Anyone wanting to know why this workshop with its melodious name is so important to the Deutz company, located in Cologne’s borough of Porz, need only take a look at the production environment there. At this location the company manufactures engines in one of the world’s most modern factories. Their customers install Deutz drive units in mobile work machines, agricultural equipment or ships. Individual customer requirements are varied and demanding. Production rates are high; a new engine leaves the factory every 90 seconds. The manufacturing section must be quick to react to new situations if it is to maintain output at such a high level.

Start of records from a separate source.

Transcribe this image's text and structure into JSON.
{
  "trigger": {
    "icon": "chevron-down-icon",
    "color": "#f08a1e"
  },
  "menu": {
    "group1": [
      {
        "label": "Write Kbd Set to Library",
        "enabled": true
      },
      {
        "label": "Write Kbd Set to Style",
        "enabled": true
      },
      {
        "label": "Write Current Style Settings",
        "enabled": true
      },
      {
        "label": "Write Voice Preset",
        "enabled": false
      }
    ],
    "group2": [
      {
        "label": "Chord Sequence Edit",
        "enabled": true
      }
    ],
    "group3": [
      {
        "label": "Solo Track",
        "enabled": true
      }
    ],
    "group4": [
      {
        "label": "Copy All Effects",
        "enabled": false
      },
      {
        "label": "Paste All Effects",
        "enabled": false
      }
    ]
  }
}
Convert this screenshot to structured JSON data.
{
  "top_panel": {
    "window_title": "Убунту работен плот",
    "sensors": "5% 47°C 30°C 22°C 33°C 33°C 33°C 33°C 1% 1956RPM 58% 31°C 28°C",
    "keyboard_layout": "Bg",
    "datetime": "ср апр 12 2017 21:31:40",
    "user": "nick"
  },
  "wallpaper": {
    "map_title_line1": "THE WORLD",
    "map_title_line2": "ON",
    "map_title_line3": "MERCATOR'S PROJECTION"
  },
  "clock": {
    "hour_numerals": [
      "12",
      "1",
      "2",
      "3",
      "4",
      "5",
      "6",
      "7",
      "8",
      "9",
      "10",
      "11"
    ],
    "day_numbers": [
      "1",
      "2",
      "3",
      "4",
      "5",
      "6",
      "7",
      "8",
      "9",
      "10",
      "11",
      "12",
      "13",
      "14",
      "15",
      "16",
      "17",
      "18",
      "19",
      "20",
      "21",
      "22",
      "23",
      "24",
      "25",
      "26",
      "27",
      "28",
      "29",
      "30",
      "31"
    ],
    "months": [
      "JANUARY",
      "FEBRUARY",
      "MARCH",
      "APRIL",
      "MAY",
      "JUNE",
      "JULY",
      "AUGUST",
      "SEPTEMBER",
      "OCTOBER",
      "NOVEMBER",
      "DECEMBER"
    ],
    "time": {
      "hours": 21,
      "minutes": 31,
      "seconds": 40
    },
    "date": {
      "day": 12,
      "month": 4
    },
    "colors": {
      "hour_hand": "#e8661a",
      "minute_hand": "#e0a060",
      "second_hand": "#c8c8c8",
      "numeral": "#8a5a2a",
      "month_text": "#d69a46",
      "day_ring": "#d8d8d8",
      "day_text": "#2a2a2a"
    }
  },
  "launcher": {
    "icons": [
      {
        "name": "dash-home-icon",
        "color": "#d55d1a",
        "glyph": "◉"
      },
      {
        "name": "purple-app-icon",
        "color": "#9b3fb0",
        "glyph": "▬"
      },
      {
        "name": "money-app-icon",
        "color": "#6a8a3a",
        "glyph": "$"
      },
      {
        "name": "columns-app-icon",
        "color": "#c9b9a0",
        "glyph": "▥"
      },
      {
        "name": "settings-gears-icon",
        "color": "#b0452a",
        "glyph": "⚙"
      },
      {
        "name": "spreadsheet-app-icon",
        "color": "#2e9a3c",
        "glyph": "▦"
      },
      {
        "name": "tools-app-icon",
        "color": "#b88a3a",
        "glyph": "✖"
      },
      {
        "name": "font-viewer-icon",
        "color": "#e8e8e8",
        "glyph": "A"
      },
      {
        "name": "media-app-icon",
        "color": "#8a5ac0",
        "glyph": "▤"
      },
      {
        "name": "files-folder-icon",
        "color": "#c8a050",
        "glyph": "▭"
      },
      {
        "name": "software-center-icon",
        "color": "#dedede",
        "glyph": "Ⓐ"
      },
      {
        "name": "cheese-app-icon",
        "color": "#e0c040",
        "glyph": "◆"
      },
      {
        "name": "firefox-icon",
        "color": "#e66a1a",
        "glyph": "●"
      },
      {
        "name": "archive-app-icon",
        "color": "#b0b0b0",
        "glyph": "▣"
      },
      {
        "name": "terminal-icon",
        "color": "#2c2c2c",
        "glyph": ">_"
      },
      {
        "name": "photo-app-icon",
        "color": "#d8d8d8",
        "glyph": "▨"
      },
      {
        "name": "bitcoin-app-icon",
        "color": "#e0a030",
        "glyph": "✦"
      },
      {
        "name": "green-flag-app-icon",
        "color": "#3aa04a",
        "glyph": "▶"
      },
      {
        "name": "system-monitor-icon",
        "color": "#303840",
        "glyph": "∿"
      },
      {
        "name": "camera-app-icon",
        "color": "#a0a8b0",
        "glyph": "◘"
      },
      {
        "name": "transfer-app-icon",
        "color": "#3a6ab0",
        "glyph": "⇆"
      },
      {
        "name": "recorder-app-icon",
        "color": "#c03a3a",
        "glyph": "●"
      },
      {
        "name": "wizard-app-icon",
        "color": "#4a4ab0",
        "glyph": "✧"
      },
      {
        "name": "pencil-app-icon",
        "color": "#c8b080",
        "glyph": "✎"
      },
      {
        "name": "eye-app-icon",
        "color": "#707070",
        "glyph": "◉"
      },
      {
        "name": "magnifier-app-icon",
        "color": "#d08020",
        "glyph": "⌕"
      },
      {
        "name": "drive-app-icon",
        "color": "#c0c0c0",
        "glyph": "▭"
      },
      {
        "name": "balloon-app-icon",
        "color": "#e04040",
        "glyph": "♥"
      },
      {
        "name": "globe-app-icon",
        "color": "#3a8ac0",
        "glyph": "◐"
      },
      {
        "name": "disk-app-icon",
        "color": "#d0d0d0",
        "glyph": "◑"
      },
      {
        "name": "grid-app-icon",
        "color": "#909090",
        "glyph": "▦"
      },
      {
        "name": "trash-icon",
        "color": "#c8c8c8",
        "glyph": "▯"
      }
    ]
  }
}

This is why staff members always have access to the kaizen workshop situated at the center of the engine production facility. This facilitates assembling new operating equipment adapted to existing working processes. Workers can now test their optimization ideas to see if they are ready for factory use. This is done on the trial assembly line set apart for this particular purpose. Regular production need not be interrupted.

New operating equipment every day

Extensive stores of components from the EcoShape tubular framing system serve as the basis for the workshop. Rexroth’s sales partner, PTS Automation, supplied the components and also assisted Deutz in setting up the first items of equipment. The people at Deutz were delighted at how easy and quick it is to implement the “continuous improvement process” in daily work routines by using EcoShape. Hardly a day passes without new operating equipment emerging. “The number of possible combinations leaves nothing to be desired and is one of the reasons why this system sets itself apart from others,” says a happy Laakmann.

The 19 different individual components can be assembled error-free with a joining technique which follows the poka-yoke principle – a fault-prevention principle that was also imported from the Far East. Depending on the application involved, the assembly line workers can also draw upon two completely compatible Rexroth lines: “Manual Production Systems” and “Basic Mechanical Elements”. The finished units are made of robust aluminum and are ready for immediate daily deployment.

Geared up for the future

The number of possible applications is equally diverse: their workers, for example, constructed a support rack on which engines are moved to the workshop, ready to test mounting equipment there. This innovation means that transportation no longer requires undue physical effort. It is exactly this kind of exertion-reducing equipment that makes the EcoShape system worthwhile, not only now but in the future as well. “The average age of our staff is constantly rising due to demographic development. That means we must modify all the manual work in our production operations to accommodate this,” says Laakmann. This involves, for instance, keeping walking distances as short as possible and mounting boxes of parts at the ideal height for easy accessibility.

The company’s workers are already deeply involved in this development and are implementing such mea­sures as kanban shelves for example. This concentrates all the parts needed for a specific work process within easy reach. Both the kanban shelves and the engine transportation frame are just two examples of how Rexroth’s tubular framing system increases the workers’ motivation to participate actively in change processes.